We are pleased to welcome Katie D’Fantis to the Achievement Advantage Blog. Katie is an LPC, a board certified music therapist, and an EMDR (Eye Movement Desensitization and Reprocessing) clinician who works with teens and adults. She specializes in helping those who struggle with relationship issues, anxiety, and issues of self worth that stem from adverse life events such as grief/loss, abuse, and other traumatic experiences. You can learn more about Katie's experience and services she offers, by visiting The Balanced Living Center's website.
You can often hear me ask my clients “Where do you feel [that emotion] in your body?” And very often when the emotion they’re feeling is anxiety, my clients say they feel it in their head like “a dark cloud” or “a tornado” or like “static on a television set”. If you have ever struggled with anxiety, then you know that anxiety clouds your thoughts, perceptions and beliefs about yourself, others, and your experiences within the world. I have heard countless stories from my clients who are students and/or professionals about how these unhelpful ways of thinking have gotten in the way of their school work, preparing for a test or presentation, trying something new, or going out with friends on the weekend. As we embark on a new school year - a time when anxiety can run high - I want to share with you a tool that I find myself teaching almost every one of my clients at some point in our work together.
Below is a list of Unhelpful Thinking Styles. These are unhelpful ways of thinking that we all use from time to time and you may find that there are a select few that you use more often. Here are the steps to using this as a coping skill to develop more helpful ways of thinking:
Read through the left column and take note of which unhelpful thinking styles you have used in the past/noticed yourself using presently. Become familiar with the ones you use most often.

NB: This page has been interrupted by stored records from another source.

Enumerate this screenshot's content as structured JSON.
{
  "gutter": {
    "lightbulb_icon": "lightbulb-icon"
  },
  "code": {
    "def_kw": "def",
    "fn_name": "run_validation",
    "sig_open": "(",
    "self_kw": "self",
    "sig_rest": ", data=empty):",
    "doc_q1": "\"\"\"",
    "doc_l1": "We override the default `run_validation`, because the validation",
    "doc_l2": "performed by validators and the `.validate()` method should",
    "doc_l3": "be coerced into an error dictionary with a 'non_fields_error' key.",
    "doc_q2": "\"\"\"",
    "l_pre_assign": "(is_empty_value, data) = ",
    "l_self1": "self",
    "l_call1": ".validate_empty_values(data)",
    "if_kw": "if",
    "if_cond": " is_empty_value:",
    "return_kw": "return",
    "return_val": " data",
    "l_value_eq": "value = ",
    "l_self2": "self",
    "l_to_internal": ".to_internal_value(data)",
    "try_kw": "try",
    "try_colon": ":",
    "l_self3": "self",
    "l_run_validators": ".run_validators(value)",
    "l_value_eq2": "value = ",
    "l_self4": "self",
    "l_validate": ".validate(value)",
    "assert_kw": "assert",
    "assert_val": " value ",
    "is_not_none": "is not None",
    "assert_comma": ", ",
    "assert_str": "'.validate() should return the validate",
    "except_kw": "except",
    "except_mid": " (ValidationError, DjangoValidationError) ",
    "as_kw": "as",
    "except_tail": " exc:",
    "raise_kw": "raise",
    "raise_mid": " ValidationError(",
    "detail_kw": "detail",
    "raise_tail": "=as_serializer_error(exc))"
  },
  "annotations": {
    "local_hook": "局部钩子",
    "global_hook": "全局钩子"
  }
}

Over the next week, just notice when you use an unhelpful thinking style. You will most likely notice you’ve used it after the fact; this is completely normal and is a step in the right direction!
Once you’ve noticed it, name the unhelpful thinking style. Just naming it and calling it what it is helps to diminish its power in the moment. For example, “I’m totally going to bomb this test! ...oh wait, that was me jumping to conclusions. I always do that before a big test, don’t I?!”
Work To Change It
Now it’s time to familiarize yourself with the right column of the page. These alternative responses are the ideal/more positive ways of thinking. Over time and with continued work to improve your self-awareness, you’ll become better at noticing when you use these unhelpful thinking styles. Then you can work to change them by substituting the unhelpful thought with the alternative responses. Or, better yet, you’ll be able to anticipate the unhelpful thought, stop it before it happens, and the alternative responses will become your default way of thinking.
Mastering these steps will take practice. Don’t forget to have compassion for yourself and to be patient. Think about it this way, you’ve likely spent years perfecting these unhelpful styles as your default, so naturally it would take time to change your default way of thinking. Practice makes permanent.
Wishing you all a successful start to the school year!